---------- PROVIDED RECORDS

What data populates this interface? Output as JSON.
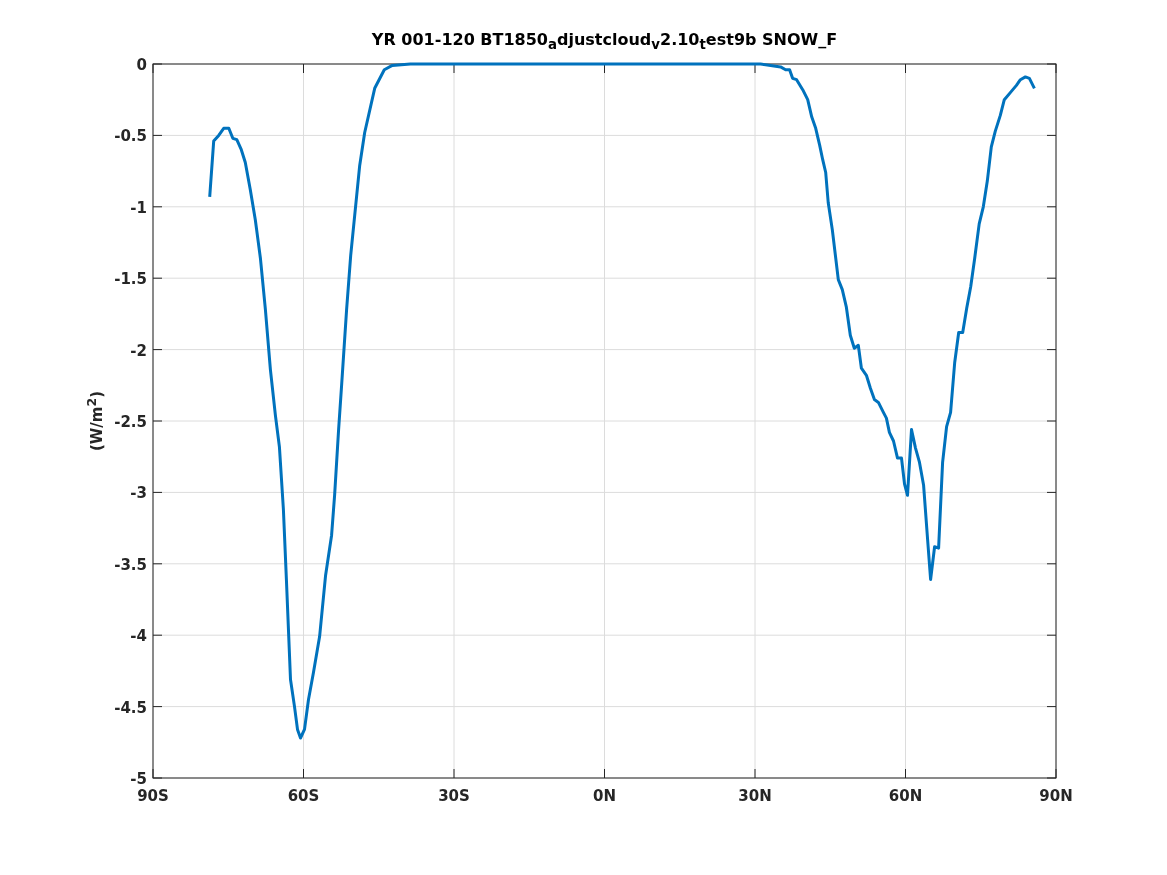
{
  "figure": {
    "chart_data": {
      "type": "line",
      "title": "YR 001-120 BT1850$_{a}$djustcloud$_{v}$2.10$_{t}$est9b SNOW_F",
      "ylabel": "(W/m$^{2}$)",
      "x": [
        -78.7,
        -77.9,
        -76.9,
        -75.9,
        -74.9,
        -74.1,
        -73.3,
        -72.4,
        -71.6,
        -70.6,
        -69.6,
        -68.6,
        -67.6,
        -66.6,
        -65.6,
        -64.8,
        -64.0,
        -63.4,
        -62.6,
        -61.8,
        -61.2,
        -60.6,
        -59.8,
        -59.0,
        -58.0,
        -56.8,
        -55.6,
        -54.4,
        -53.8,
        -53.0,
        -52.4,
        -51.4,
        -50.6,
        -49.8,
        -48.8,
        -47.8,
        -45.8,
        -43.9,
        -42.3,
        -38.7,
        31.1,
        33.1,
        35.1,
        36.1,
        36.9,
        37.5,
        38.3,
        39.5,
        40.5,
        41.3,
        42.1,
        42.9,
        43.5,
        44.1,
        44.6,
        45.4,
        46.6,
        47.4,
        48.2,
        49.0,
        49.8,
        50.6,
        51.2,
        52.2,
        53.0,
        53.8,
        54.6,
        55.6,
        56.2,
        56.8,
        57.6,
        58.4,
        59.2,
        59.8,
        60.4,
        61.2,
        62.0,
        62.8,
        63.6,
        64.4,
        65.0,
        65.8,
        66.6,
        67.4,
        68.2,
        69.0,
        69.8,
        70.6,
        71.4,
        72.2,
        73.0,
        73.8,
        74.7,
        75.5,
        76.3,
        77.1,
        77.9,
        78.9,
        79.7,
        80.9,
        82.1,
        82.9,
        83.9,
        84.7,
        85.7
      ],
      "series": [
        {
          "color": "#0072bd",
          "values": [
            -0.93,
            -0.54,
            -0.5,
            -0.45,
            -0.45,
            -0.52,
            -0.53,
            -0.6,
            -0.69,
            -0.88,
            -1.09,
            -1.36,
            -1.72,
            -2.14,
            -2.46,
            -2.68,
            -3.12,
            -3.61,
            -4.31,
            -4.5,
            -4.66,
            -4.72,
            -4.66,
            -4.45,
            -4.26,
            -4.01,
            -3.58,
            -3.3,
            -3.02,
            -2.56,
            -2.25,
            -1.72,
            -1.34,
            -1.06,
            -0.71,
            -0.48,
            -0.17,
            -0.04,
            -0.01,
            0,
            0,
            -0.01,
            -0.02,
            -0.04,
            -0.04,
            -0.1,
            -0.11,
            -0.18,
            -0.25,
            -0.37,
            -0.45,
            -0.57,
            -0.67,
            -0.76,
            -0.97,
            -1.16,
            -1.51,
            -1.58,
            -1.7,
            -1.9,
            -1.99,
            -1.97,
            -2.13,
            -2.18,
            -2.27,
            -2.35,
            -2.37,
            -2.44,
            -2.48,
            -2.58,
            -2.64,
            -2.76,
            -2.76,
            -2.94,
            -3.02,
            -2.56,
            -2.69,
            -2.79,
            -2.95,
            -3.33,
            -3.61,
            -3.38,
            -3.39,
            -2.79,
            -2.54,
            -2.44,
            -2.09,
            -1.88,
            -1.88,
            -1.71,
            -1.56,
            -1.36,
            -1.12,
            -1.0,
            -0.82,
            -0.58,
            -0.47,
            -0.36,
            -0.25,
            -0.2,
            -0.15,
            -0.11,
            -0.09,
            -0.1,
            -0.17
          ]
        }
      ],
      "grid": true,
      "xlim": [
        -90,
        90
      ],
      "ylim": [
        -5,
        0
      ],
      "xticks": [
        {
          "value": -90,
          "label": "90S"
        },
        {
          "value": -60,
          "label": "60S"
        },
        {
          "value": -30,
          "label": "30S"
        },
        {
          "value": 0,
          "label": "0N"
        },
        {
          "value": 30,
          "label": "30N"
        },
        {
          "value": 60,
          "label": "60N"
        },
        {
          "value": 90,
          "label": "90N"
        }
      ],
      "yticks": [
        0,
        -0.5,
        -1,
        -1.5,
        -2,
        -2.5,
        -3,
        -3.5,
        -4,
        -4.5,
        -5
      ]
    }
  }
}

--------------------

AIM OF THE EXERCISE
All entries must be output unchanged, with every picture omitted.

FINAL ANSWER
What data populates this interface? Output as JSON.
{
  "figure": {
    "chart_data": {
      "type": "line",
      "title": "YR 001-120 BT1850$_{a}$djustcloud$_{v}$2.10$_{t}$est9b SNOW_F",
      "ylabel": "(W/m$^{2}$)",
      "x": [
        -78.7,
        -77.9,
        -76.9,
        -75.9,
        -74.9,
        -74.1,
        -73.3,
        -72.4,
        -71.6,
        -70.6,
        -69.6,
        -68.6,
        -67.6,
        -66.6,
        -65.6,
        -64.8,
        -64.0,
        -63.4,
        -62.6,
        -61.8,
        -61.2,
        -60.6,
        -59.8,
        -59.0,
        -58.0,
        -56.8,
        -55.6,
        -54.4,
        -53.8,
        -53.0,
        -52.4,
        -51.4,
        -50.6,
        -49.8,
        -48.8,
        -47.8,
        -45.8,
        -43.9,
        -42.3,
        -38.7,
        31.1,
        33.1,
        35.1,
        36.1,
        36.9,
        37.5,
        38.3,
        39.5,
        40.5,
        41.3,
        42.1,
        42.9,
        43.5,
        44.1,
        44.6,
        45.4,
        46.6,
        47.4,
        48.2,
        49.0,
        49.8,
        50.6,
        51.2,
        52.2,
        53.0,
        53.8,
        54.6,
        55.6,
        56.2,
        56.8,
        57.6,
        58.4,
        59.2,
        59.8,
        60.4,
        61.2,
        62.0,
        62.8,
        63.6,
        64.4,
        65.0,
        65.8,
        66.6,
        67.4,
        68.2,
        69.0,
        69.8,
        70.6,
        71.4,
        72.2,
        73.0,
        73.8,
        74.7,
        75.5,
        76.3,
        77.1,
        77.9,
        78.9,
        79.7,
        80.9,
        82.1,
        82.9,
        83.9,
        84.7,
        85.7
      ],
      "series": [
        {
          "color": "#0072bd",
          "values": [
            -0.93,
            -0.54,
            -0.5,
            -0.45,
            -0.45,
            -0.52,
            -0.53,
            -0.6,
            -0.69,
            -0.88,
            -1.09,
            -1.36,
            -1.72,
            -2.14,
            -2.46,
            -2.68,
            -3.12,
            -3.61,
            -4.31,
            -4.5,
            -4.66,
            -4.72,
            -4.66,
            -4.45,
            -4.26,
            -4.01,
            -3.58,
            -3.3,
            -3.02,
            -2.56,
            -2.25,
            -1.72,
            -1.34,
            -1.06,
            -0.71,
            -0.48,
            -0.17,
            -0.04,
            -0.01,
            0,
            0,
            -0.01,
            -0.02,
            -0.04,
            -0.04,
            -0.1,
            -0.11,
            -0.18,
            -0.25,
            -0.37,
            -0.45,
            -0.57,
            -0.67,
            -0.76,
            -0.97,
            -1.16,
            -1.51,
            -1.58,
            -1.7,
            -1.9,
            -1.99,
            -1.97,
            -2.13,
            -2.18,
            -2.27,
            -2.35,
            -2.37,
            -2.44,
            -2.48,
            -2.58,
            -2.64,
            -2.76,
            -2.76,
            -2.94,
            -3.02,
            -2.56,
            -2.69,
            -2.79,
            -2.95,
            -3.33,
            -3.61,
            -3.38,
            -3.39,
            -2.79,
            -2.54,
            -2.44,
            -2.09,
            -1.88,
            -1.88,
            -1.71,
            -1.56,
            -1.36,
            -1.12,
            -1.0,
            -0.82,
            -0.58,
            -0.47,
            -0.36,
            -0.25,
            -0.2,
            -0.15,
            -0.11,
            -0.09,
            -0.1,
            -0.17
          ]
        }
      ],
      "grid": true,
      "xlim": [
        -90,
        90
      ],
      "ylim": [
        -5,
        0
      ],
      "xticks": [
        {
          "value": -90,
          "label": "90S"
        },
        {
          "value": -60,
          "label": "60S"
        },
        {
          "value": -30,
          "label": "30S"
        },
        {
          "value": 0,
          "label": "0N"
        },
        {
          "value": 30,
          "label": "30N"
        },
        {
          "value": 60,
          "label": "60N"
        },
        {
          "value": 90,
          "label": "90N"
        }
      ],
      "yticks": [
        0,
        -0.5,
        -1,
        -1.5,
        -2,
        -2.5,
        -3,
        -3.5,
        -4,
        -4.5,
        -5
      ]
    }
  }
}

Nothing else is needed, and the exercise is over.